In any case, should companies want to pay more and there are valid reasons, the government can on case-to-case basis approve the same. I further do not believe that making directors accountable for their actions will not come in the way of sourcing and retaining talent.

With duties of all directors now being defined and there being greater clarity on the role and responsibilities of the independent directors, a director can be held liable, only in respect of such acts of omission by a company which had occurred with his / her knowledge, attributable through board processes, and with his / her consent or connivance or where he / she had not acted diligently. While principles of liability may appear broad, I believe they are just and fair.

What are the main learnings from the Satyam fraud in the Bill?
The new legislation is forward-looking in its approach; it empowers investors against frauds (which are now defined for the first time) committed by promoters; encourages companies to have women and independent directors; seeks to bring in greater transparency in corporate governance matters; has significantly enhanced the role of auditors; and also now allows class actions suits.
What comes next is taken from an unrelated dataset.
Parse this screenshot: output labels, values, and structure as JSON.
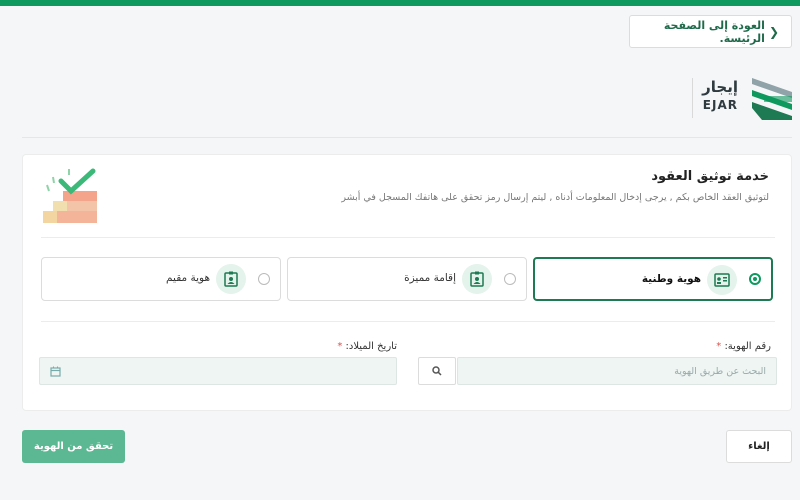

These concepts adequately help in effective governance and penalties are a strong enough deterrent to ensure there is limited or no non-compliance

What issues do you think have been overlooked by the Bill?
Given that the Bill has been so widely consulted by all key stakeholders, I do not believe there are any material areas that the new legislation has overlooked.  There could be certain interpretation issues – which may come to light as we proceed.

Do you see a spate of class action suits now?
I do not believe we will see a spate of class action suits. If they arise, there is something fundamentally wrong in the functioning of that company. The threshold of getting a minimum number to qualify for a class action suit is an adequate protection to ensure this provision is used in genuine cases.




Jump to comments